That night was the first time I ever just stood up in front of strangers and talked about being gay and how difficult it was for me to come to terms with it. Starting the story with the words “You have to understand that I was in deep deep denial” was an initial fissure that opened into a canyon through which the entire story ran. That initial crack released this intense flood, a river, that cut down painfully and left me raw. It exposed everything that I said and felt and experienced but funny and sad.
I don’t even remember a lot of what I said or did. It took a while for me to even piece together enough to even write this down and I've guessed at some of it. When my emotions take over, all things become hazy for me. I don’t have any Zen feeling where I am there, experiencing the moment and time slows down for me to see every aspect.
It was just me, on a stage, fighting to tell the one of the funniest stories I can about myself and my emotional reaction became the pipe-linked words behind every spoken word.
Subtext, subtext, subtext…
The story that I put here, long ago, was a funny one, that I enjoyed, but when I look at the pipe-links I feel the subtext of what erupted from the subsurface. I think E2 is the only medium I’ve ever seen that has this specific, beautiful way of expression.
Somehow that spoken word moment drew all of that together on stage for me.

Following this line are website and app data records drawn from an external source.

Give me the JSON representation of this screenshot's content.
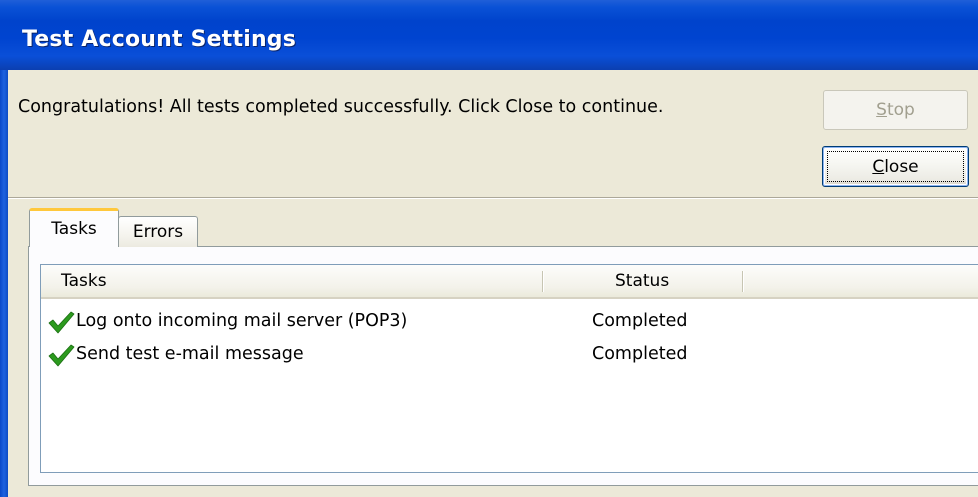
{
  "window": {
    "title": "Test Account Settings"
  },
  "message": "Congratulations! All tests completed successfully. Click Close to continue.",
  "buttons": {
    "stop": {
      "mnemonic": "S",
      "rest": "top",
      "enabled": false
    },
    "close": {
      "mnemonic": "C",
      "rest": "lose",
      "enabled": true
    }
  },
  "tabs": [
    {
      "label": "Tasks",
      "selected": true
    },
    {
      "label": "Errors",
      "selected": false
    }
  ],
  "list": {
    "columns": [
      "Tasks",
      "Status"
    ],
    "rows": [
      {
        "task": "Log onto incoming mail server (POP3)",
        "status": "Completed",
        "icon": "checkmark-icon"
      },
      {
        "task": "Send test e-mail message",
        "status": "Completed",
        "icon": "checkmark-icon"
      }
    ]
  },
  "colors": {
    "titlebar": "#0044d0",
    "dialog_bg": "#ece9d8",
    "check_green": "#2c9a1e",
    "tab_highlight": "#ffc83c"
  }
}
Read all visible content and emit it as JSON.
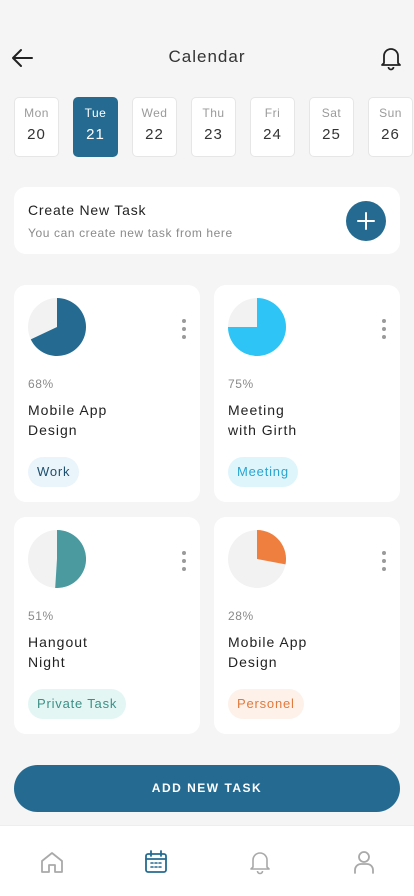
{
  "header": {
    "title": "Calendar",
    "back_icon": "arrow-left-icon",
    "bell_icon": "bell-icon"
  },
  "days": [
    {
      "name": "Mon",
      "date": "20",
      "active": false
    },
    {
      "name": "Tue",
      "date": "21",
      "active": true
    },
    {
      "name": "Wed",
      "date": "22",
      "active": false
    },
    {
      "name": "Thu",
      "date": "23",
      "active": false
    },
    {
      "name": "Fri",
      "date": "24",
      "active": false
    },
    {
      "name": "Sat",
      "date": "25",
      "active": false
    },
    {
      "name": "Sun",
      "date": "26",
      "active": false
    }
  ],
  "create_task": {
    "title": "Create New Task",
    "subtitle": "You can create new task from here",
    "icon": "plus-icon"
  },
  "tasks": [
    {
      "percent_label": "68%",
      "progress": 0.68,
      "name_line1": "Mobile App",
      "name_line2": "Design",
      "tag": "Work",
      "color": "#256b91",
      "tag_bg": "#eaf4fb",
      "tag_color": "#1c4f6e"
    },
    {
      "percent_label": "75%",
      "progress": 0.75,
      "name_line1": "Meeting",
      "name_line2": "with Girth",
      "tag": "Meeting",
      "color": "#2ec4f5",
      "tag_bg": "#dff5fc",
      "tag_color": "#2aa4cf"
    },
    {
      "percent_label": "51%",
      "progress": 0.51,
      "name_line1": "Hangout",
      "name_line2": "Night",
      "tag": "Private Task",
      "color": "#4a9aa0",
      "tag_bg": "#e3f6f4",
      "tag_color": "#3d8f86"
    },
    {
      "percent_label": "28%",
      "progress": 0.28,
      "name_line1": "Mobile App",
      "name_line2": "Design",
      "tag": "Personel",
      "color": "#ef7f3e",
      "tag_bg": "#fdf1ea",
      "tag_color": "#e07a3d"
    }
  ],
  "add_button_label": "ADD NEW TASK",
  "bottom_nav": [
    {
      "icon": "home-icon",
      "active": false
    },
    {
      "icon": "calendar-icon",
      "active": true
    },
    {
      "icon": "bell-icon",
      "active": false
    },
    {
      "icon": "user-icon",
      "active": false
    }
  ],
  "colors": {
    "accent": "#256b91",
    "inactive_icon": "#a9a9a9"
  }
}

There was more to the night, that that I'd describe in detail. It took Sarah and Bart a while to convince me that I wasn’t a train wreck on stage, and that my telling of that story, that night, had been the best they’d heard – because it was more than just a funny story. Whenever I'd told it they hadn’t understood what the story had really meant- what it really said about me. It was real and I was really human and vulnerable and telling a true story that had meaning.
It wasn’t just a funny story about life between bad haircuts.
I feel good about the night and I hope to do it again – although I hope to have a more ‘in the moment’ and not a ‘raw, bleeding nerve’ experience. I’m so grateful to Bart for kicking me in the balls to get out there and encourage me to do it and to Sarah for being the most excellent listener and fine-tuner. I love you two dearly.
As an aside to this, not planned at all, the next day I got a haircut.
I think it looks pretty decent and totally gay.